Managing Your Dog's Pain After Orthopedic Surgery
Your dog's vet, orthopedic surgeon or veterinary nurse will take the time to explain to you what medications they are prescribing for your pup to manage their post-surgery pain. They will likely provide you with written instructions regarding dosages and times to administer meds to help you on a day-to-day basis. It is a good idea to make a note whenever you give your dog their meds since it can be easy to lose track and miss a dose or accidentally double up.
Make sure you stick to your vet's instructions as much as possible to ensure efficacy and reduce the chance of side effects.
To help your pooch recover from orthopedic surgery your vet may prescribe antibiotics to reduce the chances of infection and pain medications. If your dog is anxious or high-strung, your vet may also prescribe an anti-anxiety medication or mild sedative to help your dog remain calm and relaxed throughout the process.
Caring for Your Pet's Incision Site

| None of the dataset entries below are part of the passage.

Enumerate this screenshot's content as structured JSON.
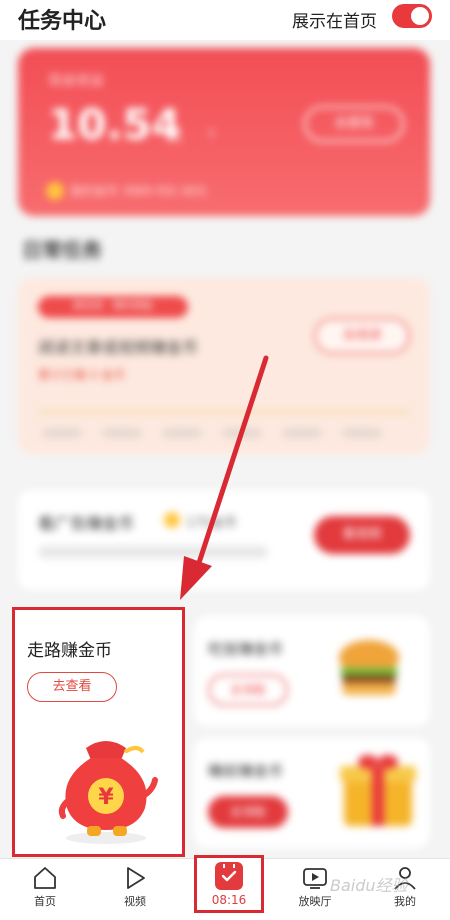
{
  "header": {
    "title": "任务中心",
    "home_label": "展示在首页",
    "toggle_on": true
  },
  "cash_card": {
    "amount": "10.54",
    "cash_button": "去提现"
  },
  "walk_card": {
    "title": "走路赚金币",
    "button": "去查看"
  },
  "bottom_nav": {
    "home": "首页",
    "video": "视频",
    "timer": "08:16",
    "theater": "放映厅",
    "mine": "我的"
  },
  "watermark": "Baidu经验",
  "colors": {
    "accent": "#e23a3d",
    "highlight_border": "#d92a33"
  }
}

It can be challenging to prevent your pup from biting, chewing or scratching at the incision site or bandages. A plastic cone-shaped collar (available in hard and softer versions) is an effective way to prevent your pet from reaching the wound. It typically takes a couple of hours for dogs to adjust to wearing a traditional cone collar (Elizabethan collar) but if your dog is struggling to get used to one, there are other options available that are effective and less cumbersome such as donut-style collars, or post-surgery jumpsuits (medical pet-shirts). Speak to your vet about other available options, if your dog is unable to relax while wearing a cone collar.
Stitches will typically be removed 10 - 14 days after surgery, although many vets have stopped using external skin sutures, and prefer to use stitches placed inside of your dog's wound which simply dissolve as the incision heals. Regardless of which type of stitches your pup's surgeon uses, you will still need to prevent your dog from licking the wound in order to prevent infection and allow the wound to heal.

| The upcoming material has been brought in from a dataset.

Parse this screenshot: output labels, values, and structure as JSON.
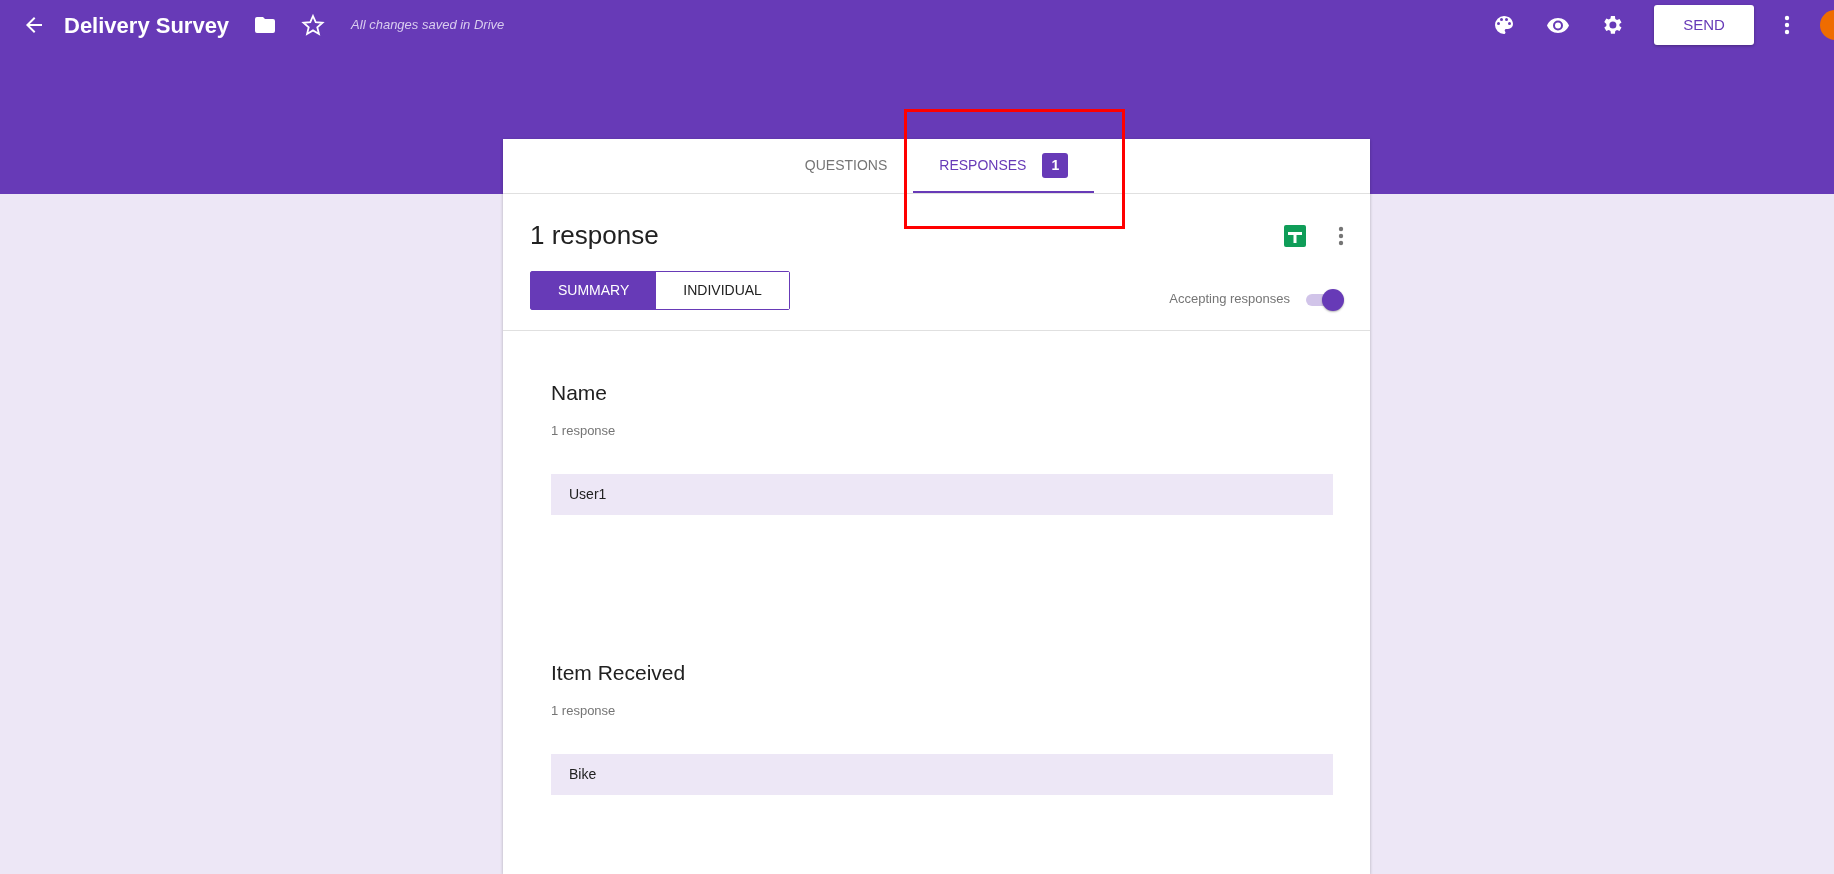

It is also essential to keep the bandages dry at all times. Whenever your dog goes outside make sure that the bandages are covered with a plastic bag or cling wrap to protect them from damp or wet grass. Remember to remove the plastic covering as soon as your pooch comes back inside. Leaving the plastic over the bandage could cause sweat to collect under the bandage and lead to an infection.
Keeping Your Dog Amused Durning Recovery

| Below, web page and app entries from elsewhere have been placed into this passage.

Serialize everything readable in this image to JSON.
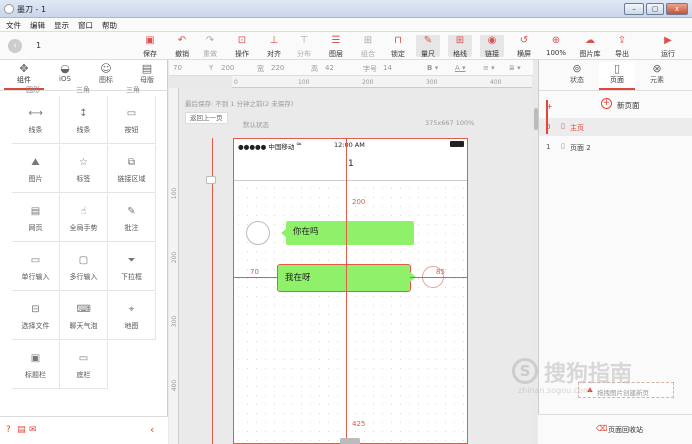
{
  "window": {
    "title": "墨刀 - 1",
    "controls": [
      "–",
      "▢",
      "x"
    ]
  },
  "menu": [
    "文件",
    "编辑",
    "显示",
    "窗口",
    "帮助"
  ],
  "toolbar": {
    "page_number": "1",
    "buttons": [
      {
        "label": "保存",
        "icon": "save-icon",
        "glyph": "▣",
        "dim": false
      },
      {
        "label": "撤销",
        "icon": "undo-icon",
        "glyph": "↶",
        "dim": false
      },
      {
        "label": "重做",
        "icon": "redo-icon",
        "glyph": "↷",
        "dim": true
      },
      {
        "label": "操作",
        "icon": "operate-icon",
        "glyph": "⊡",
        "dim": false
      },
      {
        "label": "对齐",
        "icon": "align-icon",
        "glyph": "⊥",
        "dim": false
      },
      {
        "label": "分布",
        "icon": "distribute-icon",
        "glyph": "⊤",
        "dim": true
      },
      {
        "label": "图层",
        "icon": "layer-icon",
        "glyph": "☰",
        "dim": false
      },
      {
        "label": "组合",
        "icon": "group-icon",
        "glyph": "⊞",
        "dim": true
      },
      {
        "label": "锁定",
        "icon": "lock-icon",
        "glyph": "⊓",
        "dim": false
      },
      {
        "label": "量尺",
        "icon": "ruler-icon",
        "glyph": "✎",
        "dim": false
      },
      {
        "label": "格线",
        "icon": "grid-icon",
        "glyph": "⊞",
        "dim": false
      },
      {
        "label": "链接",
        "icon": "link-icon",
        "glyph": "◉",
        "dim": false
      },
      {
        "label": "横屏",
        "icon": "rotate-icon",
        "glyph": "↺",
        "dim": false
      },
      {
        "label": "100%",
        "icon": "zoom-icon",
        "glyph": "⊕",
        "dim": false
      },
      {
        "label": "图片库",
        "icon": "image-library-icon",
        "glyph": "☁",
        "dim": false
      },
      {
        "label": "导出",
        "icon": "export-icon",
        "glyph": "⇪",
        "dim": false
      },
      {
        "label": "运行",
        "icon": "run-icon",
        "glyph": "▶",
        "dim": false
      }
    ]
  },
  "left_tabs": [
    {
      "label": "组件",
      "icon": "widget-icon",
      "glyph": "✥"
    },
    {
      "label": "iOS",
      "icon": "apple-icon",
      "glyph": "◒"
    },
    {
      "label": "图标",
      "icon": "smiley-icon",
      "glyph": "☺"
    },
    {
      "label": "母版",
      "icon": "master-icon",
      "glyph": "▤"
    }
  ],
  "components_top_row": [
    "园形",
    "三角",
    "三角"
  ],
  "components": [
    {
      "label": "线条",
      "icon": "horizontal-line-icon",
      "glyph": "⟷"
    },
    {
      "label": "线条",
      "icon": "vertical-line-icon",
      "glyph": "↕"
    },
    {
      "label": "按钮",
      "icon": "button-icon",
      "glyph": "▭"
    },
    {
      "label": "图片",
      "icon": "image-icon",
      "glyph": "⛰"
    },
    {
      "label": "标签",
      "icon": "star-icon",
      "glyph": "☆"
    },
    {
      "label": "链接区域",
      "icon": "link-area-icon",
      "glyph": "⧉"
    },
    {
      "label": "网页",
      "icon": "webpage-icon",
      "glyph": "▤"
    },
    {
      "label": "全局手势",
      "icon": "gesture-icon",
      "glyph": "☝"
    },
    {
      "label": "批注",
      "icon": "annotation-icon",
      "glyph": "✎"
    },
    {
      "label": "单行输入",
      "icon": "single-input-icon",
      "glyph": "▭"
    },
    {
      "label": "多行输入",
      "icon": "multi-input-icon",
      "glyph": "▢"
    },
    {
      "label": "下拉框",
      "icon": "dropdown-icon",
      "glyph": "⏷"
    },
    {
      "label": "选择文件",
      "icon": "file-select-icon",
      "glyph": "⊟"
    },
    {
      "label": "聊天气泡",
      "icon": "chat-bubble-icon",
      "glyph": "⌨"
    },
    {
      "label": "地图",
      "icon": "map-icon",
      "glyph": "⌖"
    },
    {
      "label": "标题栏",
      "icon": "titlebar-icon",
      "glyph": "▣"
    },
    {
      "label": "底栏",
      "icon": "bottombar-icon",
      "glyph": "▭"
    }
  ],
  "props": {
    "x": "70",
    "y_label": "Y",
    "y": "200",
    "w_label": "宽",
    "w": "220",
    "h_label": "高",
    "h": "42",
    "font_label": "字号",
    "font": "14"
  },
  "ruler_ticks_h": [
    "0",
    "100",
    "200",
    "300",
    "400"
  ],
  "ruler_ticks_v": [
    "100",
    "200",
    "300",
    "400"
  ],
  "canvas": {
    "autosave": "最后保存: 不到 1 分钟之前(2 未保存)",
    "back_button": "返回上一页",
    "state": "默认状态",
    "size": "375x667 100%"
  },
  "phone": {
    "carrier": "●●●●● 中国移动",
    "wifi": "≈",
    "time": "12:00 AM",
    "nav_title": "1",
    "bubble_left": "你在吗",
    "bubble_right": "我在呀",
    "measure_top": "200",
    "measure_left": "70",
    "measure_right": "85",
    "measure_bottom": "425"
  },
  "right_tabs": [
    {
      "label": "状态",
      "icon": "state-icon",
      "glyph": "⊚"
    },
    {
      "label": "页面",
      "icon": "page-icon",
      "glyph": "▯"
    },
    {
      "label": "元素",
      "icon": "element-icon",
      "glyph": "⊗"
    }
  ],
  "pages": {
    "add_label": "新页面",
    "list": [
      {
        "index": "0",
        "name": "主页",
        "active": true
      },
      {
        "index": "1",
        "name": "页面 2",
        "active": false
      }
    ],
    "drop_hint": "拖拽图片创建新页",
    "recycle": "页面回收站"
  },
  "watermark": {
    "main": "搜狗指南",
    "sub": "zhinan.sogou.com"
  },
  "colors": {
    "accent": "#e0463a",
    "bubble": "#8ff06a",
    "guide": "#e05b48"
  }
}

Recovering from orthopedic surgery takes a number of weeks and your pooch is bound to have moments of boredom.
Dog's simply don't understand when they are in recovery and may become frustrated at the reduced level of activity, the itchiness of their incision site, or just the overall lack of stimulation following surgery. That's why it's important that you give your pet reassurance in other ways.
Try rotating a selection of dog-friendly chew toys or squeaky playthings. Only offer one or two items at a time, and switch to a different toy on a regular basis to help prevent boredom.
Treats are often a great way to cheer up a bored pup but keep in mind that your dog's reduced activity means that they are burning fewer calories, too many treats can equal too much of a good thing.
Simply taking some time to sit quietly with your dog, stroking their fur and chatting with them calmly, can help your pup stay relaxed and feel loved.
Typical Recovery Times Following Orthopedic Surgery
The length of time required for your pup to recover from an orthopedic surgery will depend on a number of factors, including the type of surgery, your dog's age, general health and rehabilitation needs.
Many orthopedic surgeries will be largely healed about 2 and 3 months after the procedure, however, it can take up to 6 months for your dog to fully recover.
Note: The advice provided in this post is intended for informational purposes and does not constitute medical advice regarding pets. For an accurate diagnosis of your pet's condition, please make an appointment with your vet.